***** MATERIAL FOR THIS EXERCISE
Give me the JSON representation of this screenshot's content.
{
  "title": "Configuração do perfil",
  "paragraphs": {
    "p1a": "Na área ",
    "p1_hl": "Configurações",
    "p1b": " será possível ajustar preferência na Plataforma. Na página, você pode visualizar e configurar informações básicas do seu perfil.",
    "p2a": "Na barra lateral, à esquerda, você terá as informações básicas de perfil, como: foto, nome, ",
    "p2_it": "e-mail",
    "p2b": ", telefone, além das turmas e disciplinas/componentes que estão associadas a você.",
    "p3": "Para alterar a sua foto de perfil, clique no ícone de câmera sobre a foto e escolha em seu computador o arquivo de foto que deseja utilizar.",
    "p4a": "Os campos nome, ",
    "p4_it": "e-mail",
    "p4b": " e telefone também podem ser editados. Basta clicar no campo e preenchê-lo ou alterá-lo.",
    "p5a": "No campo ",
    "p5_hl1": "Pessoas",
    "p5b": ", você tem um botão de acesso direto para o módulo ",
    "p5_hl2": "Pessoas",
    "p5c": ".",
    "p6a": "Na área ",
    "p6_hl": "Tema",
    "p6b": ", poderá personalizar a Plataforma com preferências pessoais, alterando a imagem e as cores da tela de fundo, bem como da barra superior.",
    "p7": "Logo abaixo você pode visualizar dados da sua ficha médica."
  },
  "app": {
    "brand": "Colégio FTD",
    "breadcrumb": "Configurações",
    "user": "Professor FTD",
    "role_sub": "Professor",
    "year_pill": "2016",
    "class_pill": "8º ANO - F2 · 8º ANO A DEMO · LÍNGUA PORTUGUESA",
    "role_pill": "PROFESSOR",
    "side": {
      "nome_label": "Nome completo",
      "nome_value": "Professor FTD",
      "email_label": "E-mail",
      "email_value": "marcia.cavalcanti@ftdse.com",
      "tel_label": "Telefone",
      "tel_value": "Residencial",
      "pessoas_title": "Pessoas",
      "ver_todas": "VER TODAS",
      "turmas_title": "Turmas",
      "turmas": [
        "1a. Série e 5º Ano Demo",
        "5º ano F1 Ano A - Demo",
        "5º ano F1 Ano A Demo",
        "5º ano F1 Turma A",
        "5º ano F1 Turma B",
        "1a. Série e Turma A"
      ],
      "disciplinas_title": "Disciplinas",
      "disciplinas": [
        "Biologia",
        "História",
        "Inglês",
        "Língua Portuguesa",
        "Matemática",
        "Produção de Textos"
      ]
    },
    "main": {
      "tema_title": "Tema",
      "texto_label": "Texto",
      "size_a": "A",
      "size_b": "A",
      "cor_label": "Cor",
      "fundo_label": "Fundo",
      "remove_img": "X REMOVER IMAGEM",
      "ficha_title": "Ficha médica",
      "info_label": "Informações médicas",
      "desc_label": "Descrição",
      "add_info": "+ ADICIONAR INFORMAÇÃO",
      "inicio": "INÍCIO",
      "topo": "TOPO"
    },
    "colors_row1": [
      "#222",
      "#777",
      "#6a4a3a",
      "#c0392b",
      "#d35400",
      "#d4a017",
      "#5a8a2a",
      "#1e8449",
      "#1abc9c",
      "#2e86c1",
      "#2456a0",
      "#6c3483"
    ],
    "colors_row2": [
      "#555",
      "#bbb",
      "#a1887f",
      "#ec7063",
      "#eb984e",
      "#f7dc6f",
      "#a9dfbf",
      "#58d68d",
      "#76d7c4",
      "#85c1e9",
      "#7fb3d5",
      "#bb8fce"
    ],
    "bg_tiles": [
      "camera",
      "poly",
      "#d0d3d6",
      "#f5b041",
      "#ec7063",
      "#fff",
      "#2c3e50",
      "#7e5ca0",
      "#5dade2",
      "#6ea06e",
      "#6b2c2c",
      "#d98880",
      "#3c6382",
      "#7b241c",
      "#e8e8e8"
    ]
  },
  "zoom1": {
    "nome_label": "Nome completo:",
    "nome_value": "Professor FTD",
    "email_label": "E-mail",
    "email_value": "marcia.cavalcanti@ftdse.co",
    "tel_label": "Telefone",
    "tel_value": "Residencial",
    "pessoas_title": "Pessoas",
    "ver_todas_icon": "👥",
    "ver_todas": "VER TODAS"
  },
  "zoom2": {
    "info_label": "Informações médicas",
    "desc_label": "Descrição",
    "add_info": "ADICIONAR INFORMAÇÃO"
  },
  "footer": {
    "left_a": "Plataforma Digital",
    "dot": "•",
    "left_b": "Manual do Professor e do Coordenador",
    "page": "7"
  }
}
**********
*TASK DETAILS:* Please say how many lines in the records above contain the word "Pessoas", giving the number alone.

*TASK ANSWER:* 4